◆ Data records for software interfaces
--------

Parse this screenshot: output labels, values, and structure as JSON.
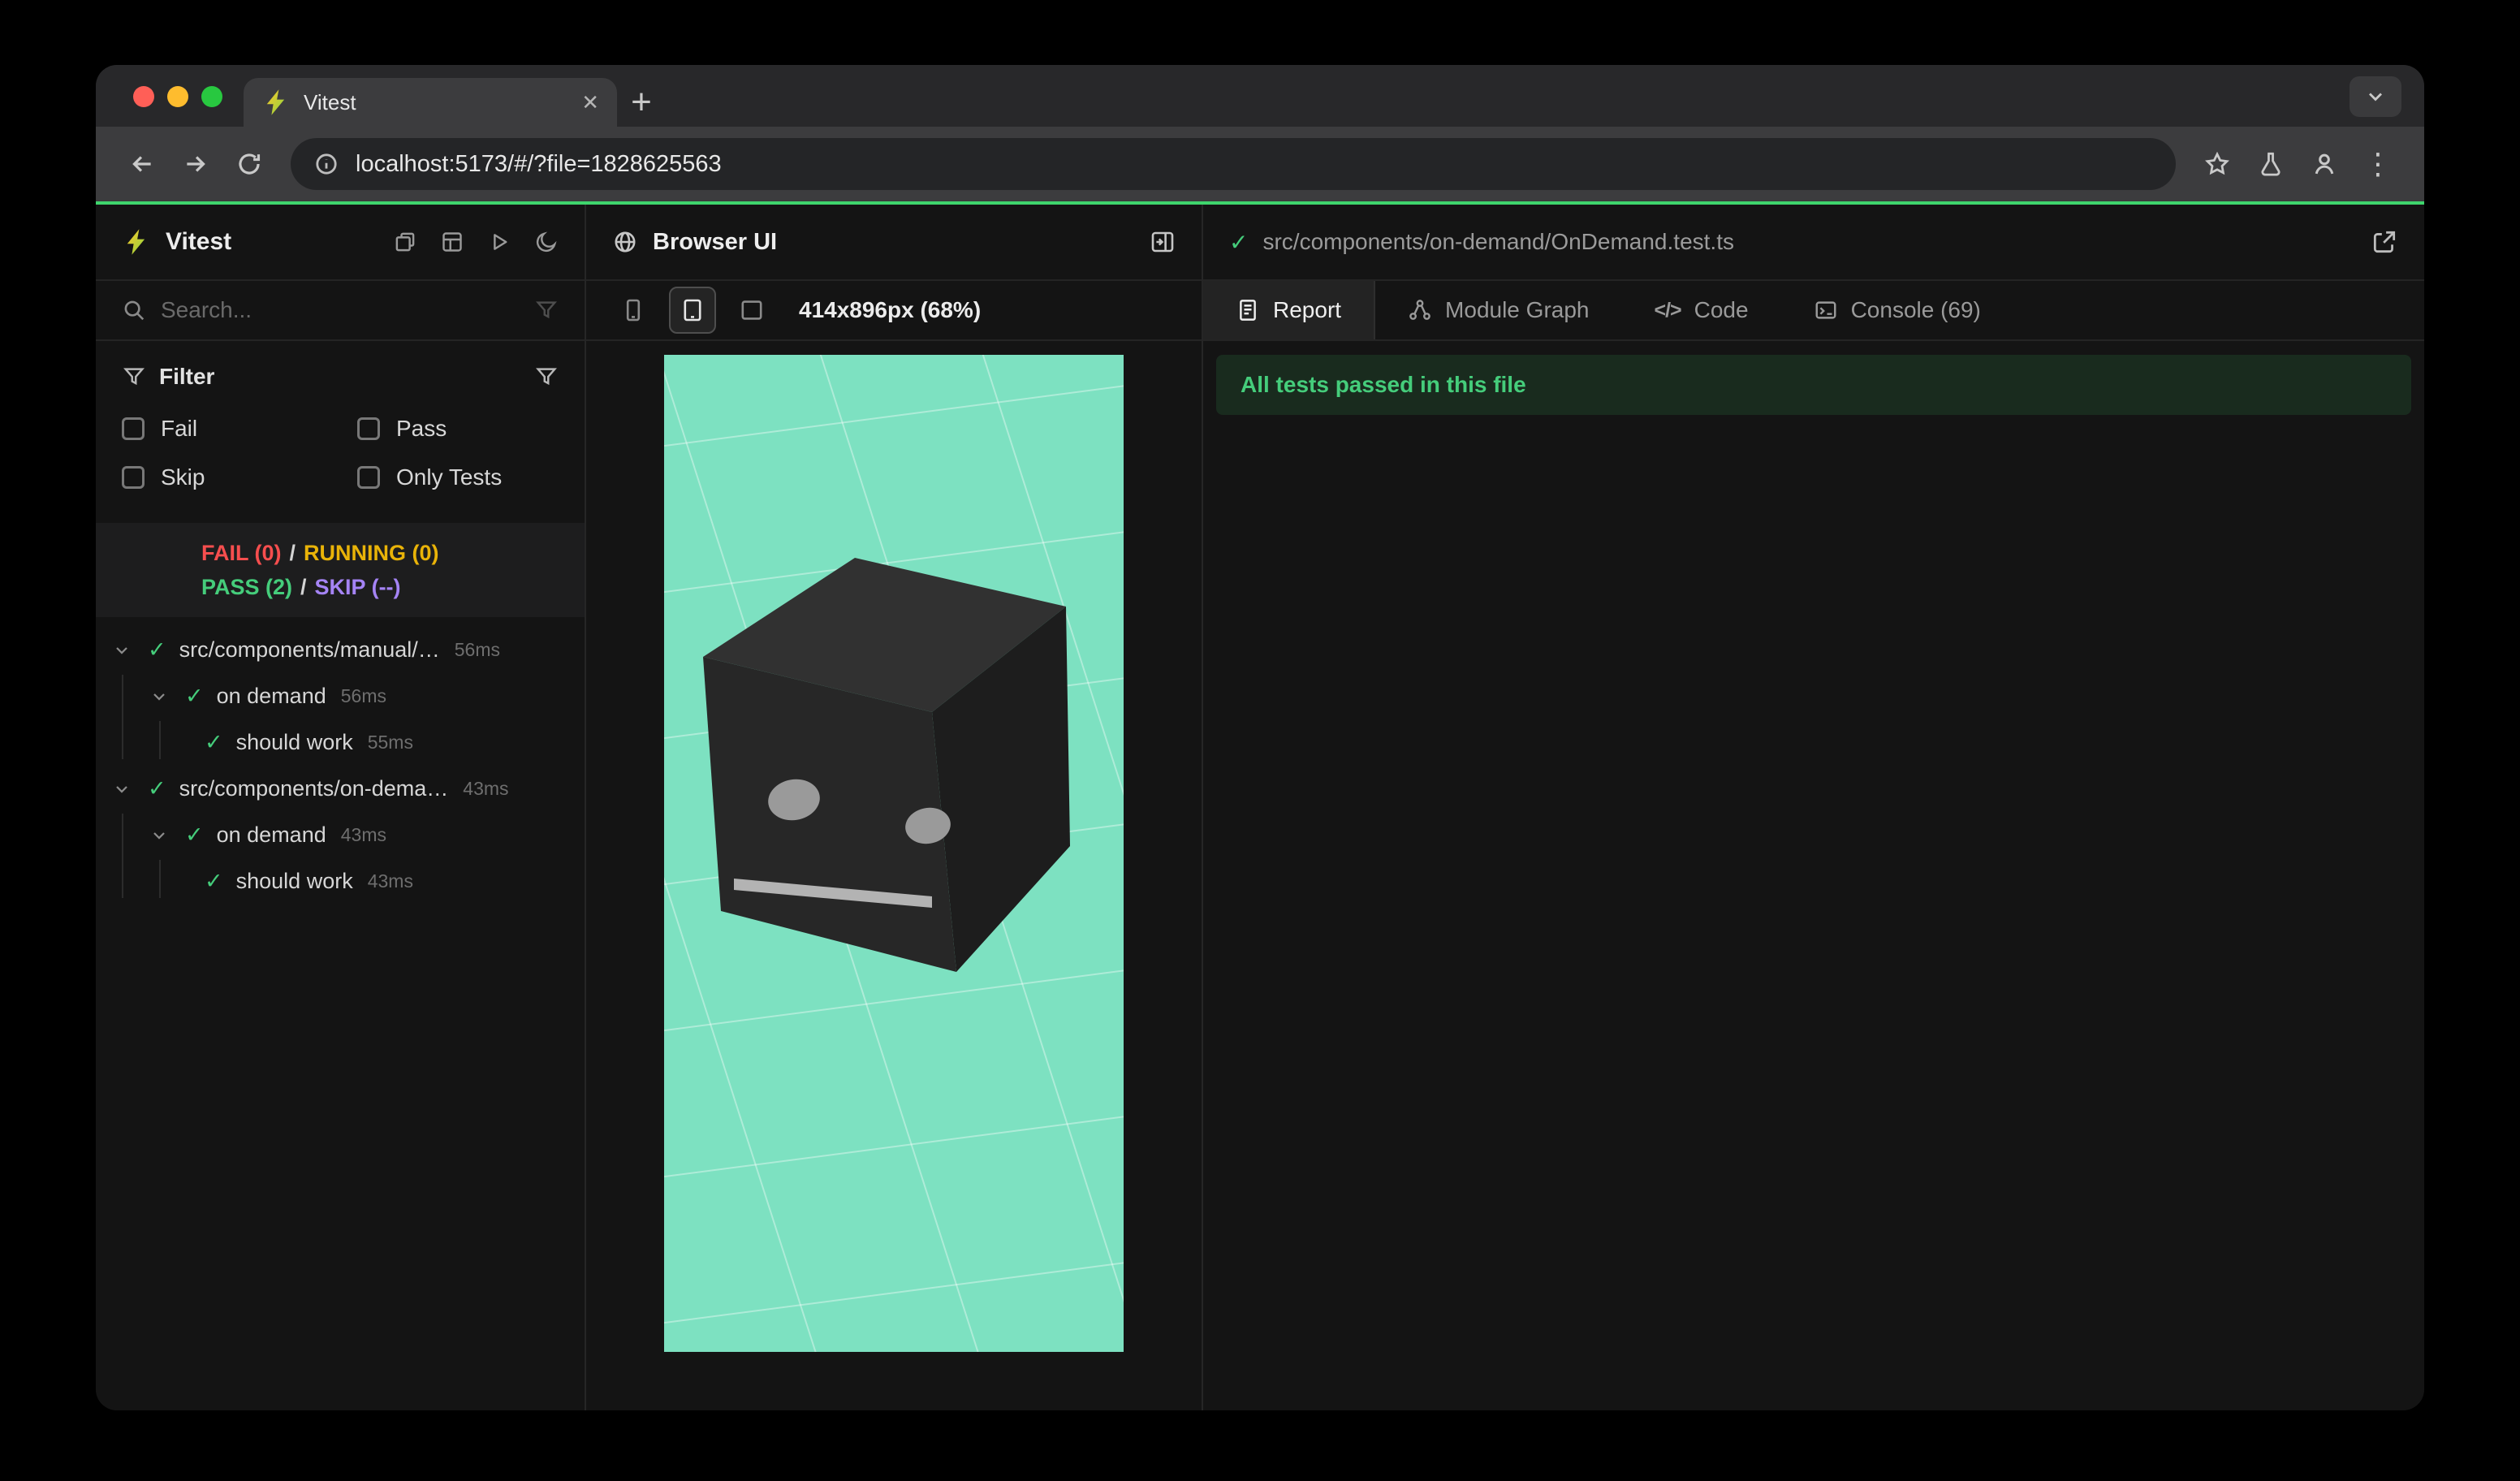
{
  "colors": {
    "accent_green": "#3fd56d",
    "pass_green": "#45cd7b",
    "fail_red": "#f64e4e",
    "running_yellow": "#e9b308",
    "skip_purple": "#a584f5",
    "viewport_teal": "#7de1c1"
  },
  "icons": {
    "check": "✓",
    "close": "✕",
    "new_tab": "+",
    "more": "⋮",
    "code": "</>"
  },
  "browser": {
    "tab_title": "Vitest",
    "url": "localhost:5173/#/?file=1828625563"
  },
  "sidebar": {
    "app_name": "Vitest",
    "search_placeholder": "Search...",
    "filter_title": "Filter",
    "checkboxes": [
      "Fail",
      "Pass",
      "Skip",
      "Only Tests"
    ],
    "summary": {
      "fail": "FAIL (0)",
      "running": "RUNNING (0)",
      "pass": "PASS (2)",
      "skip": "SKIP (--)",
      "sep": "/"
    },
    "tree": [
      {
        "label": "src/components/manual/…",
        "time": "56ms"
      },
      {
        "label": "on demand",
        "time": "56ms"
      },
      {
        "label": "should work",
        "time": "55ms"
      },
      {
        "label": "src/components/on-dema…",
        "time": "43ms"
      },
      {
        "label": "on demand",
        "time": "43ms"
      },
      {
        "label": "should work",
        "time": "43ms"
      }
    ]
  },
  "browser_panel": {
    "title": "Browser UI",
    "viewport_label": "414x896px (68%)"
  },
  "report_panel": {
    "file_path": "src/components/on-demand/OnDemand.test.ts",
    "tabs": [
      "Report",
      "Module Graph",
      "Code",
      "Console (69)"
    ],
    "banner": "All tests passed in this file"
  }
}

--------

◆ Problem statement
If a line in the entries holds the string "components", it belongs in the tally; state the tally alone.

◆ The answer
3